However, over the coming months the pain persisted, and Lesley attended a further five medical appointments concerned about her condition. Following the fifth appointment, Lesley, was referred to a breast clinic. She underwent a further mammogram, in October 2016 which showed a 2.6 centimetre lesion. She was diagnosed with breast cancer the following day.
Lesley started chemotherapy and underwent a left breast mastectomy in April 2017. Lesley who also had radiotherapy, continued to feel unwell with symptoms including neck pain. Following tests in October 2017 it was found the cancer had spread to her spine and liver.
Doctors told Lesley her cancer was incurable. She died in May 2018.
Family's breast cancer warning as they pay tribute to loving, kind and generous Lesley
Eric, a refuge driver, said: “Lesley was an absolutely wonderful wife, mum and grandmother. She was loving, kind and generous. She lived for her family and loved looking after the grandkids. She was always keen to spoil us all and nothing was ever too much trouble for her.
“Lesley had a friend who had suffered with breast cancer and she was anxious about possibly developing it. When she started feeling pain she wanted to get checked out straight away. While the mammogram came back as normal, Lesley was still concerned especially as her pain was getting worse.

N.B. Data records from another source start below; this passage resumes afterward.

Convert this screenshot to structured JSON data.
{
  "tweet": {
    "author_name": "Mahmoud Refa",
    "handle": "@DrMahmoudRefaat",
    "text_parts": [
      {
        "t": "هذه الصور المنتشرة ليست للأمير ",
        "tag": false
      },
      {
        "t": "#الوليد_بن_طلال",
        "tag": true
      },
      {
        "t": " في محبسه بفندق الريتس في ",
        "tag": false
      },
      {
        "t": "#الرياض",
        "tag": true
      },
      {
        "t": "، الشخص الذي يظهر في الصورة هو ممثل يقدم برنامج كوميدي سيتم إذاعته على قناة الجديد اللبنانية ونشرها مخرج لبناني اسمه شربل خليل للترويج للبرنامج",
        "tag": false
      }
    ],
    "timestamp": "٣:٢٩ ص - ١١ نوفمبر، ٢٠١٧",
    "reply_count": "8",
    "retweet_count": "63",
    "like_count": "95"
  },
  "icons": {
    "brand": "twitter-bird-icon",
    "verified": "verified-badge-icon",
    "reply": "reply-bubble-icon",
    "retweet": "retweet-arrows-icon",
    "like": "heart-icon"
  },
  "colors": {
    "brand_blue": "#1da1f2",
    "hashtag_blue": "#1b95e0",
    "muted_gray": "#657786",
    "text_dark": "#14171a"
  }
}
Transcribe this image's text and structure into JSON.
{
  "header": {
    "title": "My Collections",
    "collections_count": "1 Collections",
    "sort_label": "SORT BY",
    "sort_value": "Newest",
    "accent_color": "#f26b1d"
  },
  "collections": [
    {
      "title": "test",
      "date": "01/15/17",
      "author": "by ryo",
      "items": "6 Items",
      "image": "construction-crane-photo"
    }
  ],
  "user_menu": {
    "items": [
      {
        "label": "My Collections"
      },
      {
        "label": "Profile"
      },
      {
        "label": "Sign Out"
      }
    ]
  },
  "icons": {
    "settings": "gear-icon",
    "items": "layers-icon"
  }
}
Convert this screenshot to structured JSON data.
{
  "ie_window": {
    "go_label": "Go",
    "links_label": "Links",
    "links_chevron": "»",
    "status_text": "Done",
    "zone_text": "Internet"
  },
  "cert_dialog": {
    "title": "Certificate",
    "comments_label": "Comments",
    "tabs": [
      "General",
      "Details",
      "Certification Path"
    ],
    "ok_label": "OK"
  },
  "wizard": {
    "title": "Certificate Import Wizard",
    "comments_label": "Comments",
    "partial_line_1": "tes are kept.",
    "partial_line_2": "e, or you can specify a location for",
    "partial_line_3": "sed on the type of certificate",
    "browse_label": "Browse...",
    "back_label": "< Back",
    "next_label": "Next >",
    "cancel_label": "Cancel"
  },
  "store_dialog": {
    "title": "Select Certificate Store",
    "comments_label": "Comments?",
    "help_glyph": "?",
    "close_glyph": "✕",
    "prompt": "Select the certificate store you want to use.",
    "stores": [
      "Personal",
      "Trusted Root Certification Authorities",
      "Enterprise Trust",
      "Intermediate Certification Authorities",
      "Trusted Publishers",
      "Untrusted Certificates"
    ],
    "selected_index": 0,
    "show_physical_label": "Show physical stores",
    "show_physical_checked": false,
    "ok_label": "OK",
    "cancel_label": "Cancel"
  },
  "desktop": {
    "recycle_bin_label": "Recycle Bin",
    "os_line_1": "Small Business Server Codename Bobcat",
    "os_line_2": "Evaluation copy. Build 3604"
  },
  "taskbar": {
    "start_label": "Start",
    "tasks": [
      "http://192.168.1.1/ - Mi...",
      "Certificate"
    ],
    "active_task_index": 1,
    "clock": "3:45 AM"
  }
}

“Despite this nothing prepared us for the news she had cancer. Coming to terms with her diagnosis and having so many questions was incredibly difficult.
“Lesley was determined to fight her cancer head on. However, she suffered terribly at times during her chemotherapy. We all hoped her treatment would make her better but she continued to suffer. To be told that her cancer had spread and was incurable felt such a cruel blow.
“We tried to cherish what time we had as a family but seeing Lesley go from being the rock of our family to how she was in those last few days is something I’m not sure I’ll ever get over.
“Even after five years, as a family, the pain we continue to feel over Lesley’s death is raw now as it was then. There’s not a day goes by where we don’t think of her and her loving smile. We’d do anything to have her back in our lives but know that’s not possible.
“We’ll always be upset by what happened to Lesley but as a family we were determined to at least honour her memory by establishing the answers regarding what happened to her.
“All we can hope for now is that by speaking out we can help raise awareness of the signs of breast cancer and the need for everyone to receive the best care possible. We wouldn’t wish what we’ve been through on anyone.”
Find out more about our expertise in supporting families affected by cancer and a diagnosis delay at our dedicated cancer claims section. Alternatively to speak to an expert contact us or call 0370 1500 100.